Already, Comcast SportsNet faces a difficult juggling act each spring with its live coverage of the games of the Orioles, Washington Capitals and Washington Wizards. Comcast is forced to rely heavily on over-the-air stations such as WBDC-TV (Channel 50) to meet demand.

"There's definitely room in the Washington-Baltimore corridor for another RSN," said John Mansell, analyst with Kagan Media Appraisals. "Most of your other major markets have two, and in many cases, three such networks. If Fox Sports Net didn't step in and get involved in such an effort, I'm sure somebody else would."

A study conducted last year by Williams' cabinet similarly found a majority of District-based businesses holding seats at Camden Yards would either maintain or increase their spending with the Orioles should Washington get a team.

But for all the number-crunching, the only opinions that truly matter are those of MLB commissioner Bud Selig and the members of the relocation committee.

It is interesting to note that the NFL lost the "Raiders' Case" - when they voted to stop Al Davis from moving his team from Oakland to Los Angeles - for the very reasons cited by the Orioles. The court viewed the actions of the League as protecting the Rams from competition.
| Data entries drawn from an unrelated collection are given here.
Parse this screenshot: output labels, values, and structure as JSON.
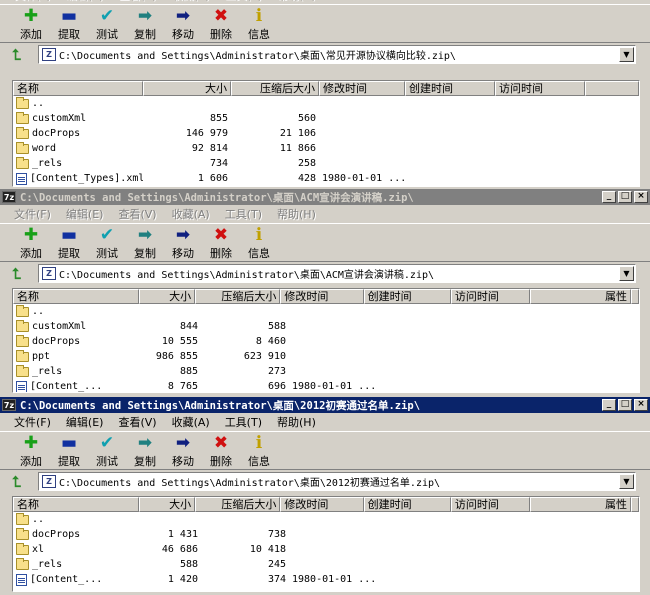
{
  "menu": [
    "文件(F)",
    "编辑(E)",
    "查看(V)",
    "收藏(A)",
    "工具(T)",
    "帮助(H)"
  ],
  "tools": [
    {
      "label": "添加",
      "icon": "plus-icon",
      "glyph": "✚",
      "color": "#18a018"
    },
    {
      "label": "提取",
      "icon": "minus-icon",
      "glyph": "▬",
      "color": "#1030a0"
    },
    {
      "label": "测试",
      "icon": "check-icon",
      "glyph": "✔",
      "color": "#10a0b0"
    },
    {
      "label": "复制",
      "icon": "copy-arrow-icon",
      "glyph": "➡",
      "color": "#208080"
    },
    {
      "label": "移动",
      "icon": "move-arrow-icon",
      "glyph": "➡",
      "color": "#102080"
    },
    {
      "label": "删除",
      "icon": "delete-x-icon",
      "glyph": "✖",
      "color": "#d01010"
    },
    {
      "label": "信息",
      "icon": "info-icon",
      "glyph": "ℹ",
      "color": "#c0a000"
    }
  ],
  "windows": [
    {
      "title": "",
      "address": "C:\\Documents and Settings\\Administrator\\桌面\\常见开源协议横向比较.zip\\",
      "headers": [
        "名称",
        "大小",
        "压缩后大小",
        "修改时间",
        "创建时间",
        "访问时间"
      ],
      "rows": [
        {
          "icon": "folder",
          "name": "..",
          "size": "",
          "packed": "",
          "modified": ""
        },
        {
          "icon": "folder",
          "name": "customXml",
          "size": "855",
          "packed": "560",
          "modified": ""
        },
        {
          "icon": "folder",
          "name": "docProps",
          "size": "146 979",
          "packed": "21 106",
          "modified": ""
        },
        {
          "icon": "folder",
          "name": "word",
          "size": "92 814",
          "packed": "11 866",
          "modified": ""
        },
        {
          "icon": "folder",
          "name": "_rels",
          "size": "734",
          "packed": "258",
          "modified": ""
        },
        {
          "icon": "file",
          "name": "[Content_Types].xml",
          "size": "1 606",
          "packed": "428",
          "modified": "1980-01-01 ..."
        }
      ]
    },
    {
      "title": "C:\\Documents and Settings\\Administrator\\桌面\\ACM宣讲会演讲稿.zip\\",
      "address": "C:\\Documents and Settings\\Administrator\\桌面\\ACM宣讲会演讲稿.zip\\",
      "headers": [
        "名称",
        "大小",
        "压缩后大小",
        "修改时间",
        "创建时间",
        "访问时间",
        "属性"
      ],
      "rows": [
        {
          "icon": "folder",
          "name": "..",
          "size": "",
          "packed": "",
          "modified": ""
        },
        {
          "icon": "folder",
          "name": "customXml",
          "size": "844",
          "packed": "588",
          "modified": ""
        },
        {
          "icon": "folder",
          "name": "docProps",
          "size": "10 555",
          "packed": "8 460",
          "modified": ""
        },
        {
          "icon": "folder",
          "name": "ppt",
          "size": "986 855",
          "packed": "623 910",
          "modified": ""
        },
        {
          "icon": "folder",
          "name": "_rels",
          "size": "885",
          "packed": "273",
          "modified": ""
        },
        {
          "icon": "file",
          "name": "[Content_...",
          "size": "8 765",
          "packed": "696",
          "modified": "1980-01-01 ..."
        }
      ]
    },
    {
      "title": "C:\\Documents and Settings\\Administrator\\桌面\\2012初赛通过名单.zip\\",
      "address": "C:\\Documents and Settings\\Administrator\\桌面\\2012初赛通过名单.zip\\",
      "headers": [
        "名称",
        "大小",
        "压缩后大小",
        "修改时间",
        "创建时间",
        "访问时间",
        "属性"
      ],
      "rows": [
        {
          "icon": "folder",
          "name": "..",
          "size": "",
          "packed": "",
          "modified": ""
        },
        {
          "icon": "folder",
          "name": "docProps",
          "size": "1 431",
          "packed": "738",
          "modified": ""
        },
        {
          "icon": "folder",
          "name": "xl",
          "size": "46 686",
          "packed": "10 418",
          "modified": ""
        },
        {
          "icon": "folder",
          "name": "_rels",
          "size": "588",
          "packed": "245",
          "modified": ""
        },
        {
          "icon": "file",
          "name": "[Content_...",
          "size": "1 420",
          "packed": "374",
          "modified": "1980-01-01 ..."
        }
      ]
    }
  ]
}
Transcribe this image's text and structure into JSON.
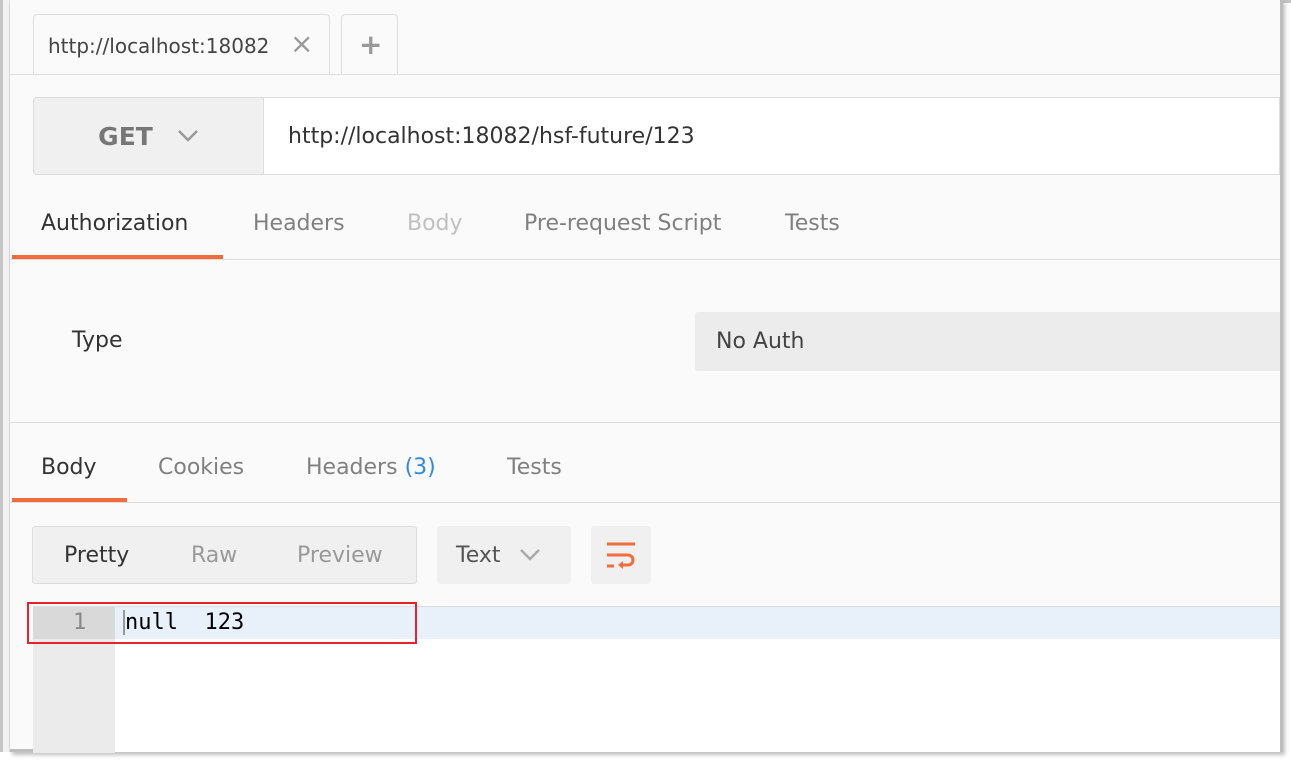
{
  "tabs": [
    {
      "label": "http://localhost:18082",
      "close_icon": "close-icon"
    },
    {
      "label": "+"
    }
  ],
  "request": {
    "method": "GET",
    "url": "http://localhost:18082/hsf-future/123"
  },
  "request_tabs": [
    {
      "label": "Authorization",
      "active": true
    },
    {
      "label": "Headers"
    },
    {
      "label": "Body",
      "disabled": true
    },
    {
      "label": "Pre-request Script"
    },
    {
      "label": "Tests"
    }
  ],
  "auth": {
    "type_label": "Type",
    "type_value": "No Auth"
  },
  "response_tabs": [
    {
      "label": "Body",
      "active": true
    },
    {
      "label": "Cookies"
    },
    {
      "label": "Headers",
      "count": "(3)"
    },
    {
      "label": "Tests"
    }
  ],
  "view_modes": [
    {
      "label": "Pretty",
      "active": true
    },
    {
      "label": "Raw"
    },
    {
      "label": "Preview"
    }
  ],
  "format": "Text",
  "editor": {
    "lines": [
      {
        "number": "1",
        "text": "null  123"
      }
    ]
  },
  "colors": {
    "accent": "#f26b3a",
    "count": "#2d8be6",
    "highlight_box": "#e8222b"
  }
}
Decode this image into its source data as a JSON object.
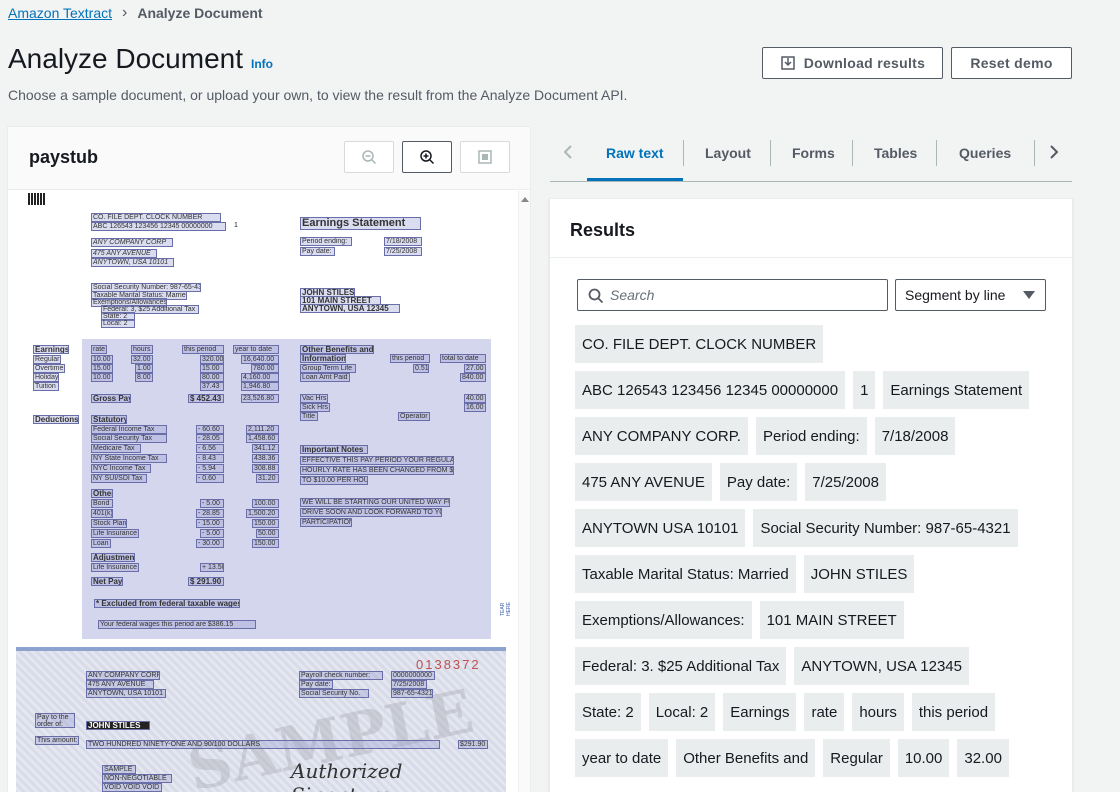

From an economist's perspective, I'd argue that approximating the free entry outcome would be the best move for fans. Free entry would surely yield multiple teams in areas as large as Baltimore and Washington. The soccer leagues in England provide evidence on entry and team location. In the Premier League, five of the twenty teams are located in London. Three more are doing well in the Nationwide League and could earn promotion to the top level for next season. What is most appealing to me about the English system, however, is that team relocation is a rare event.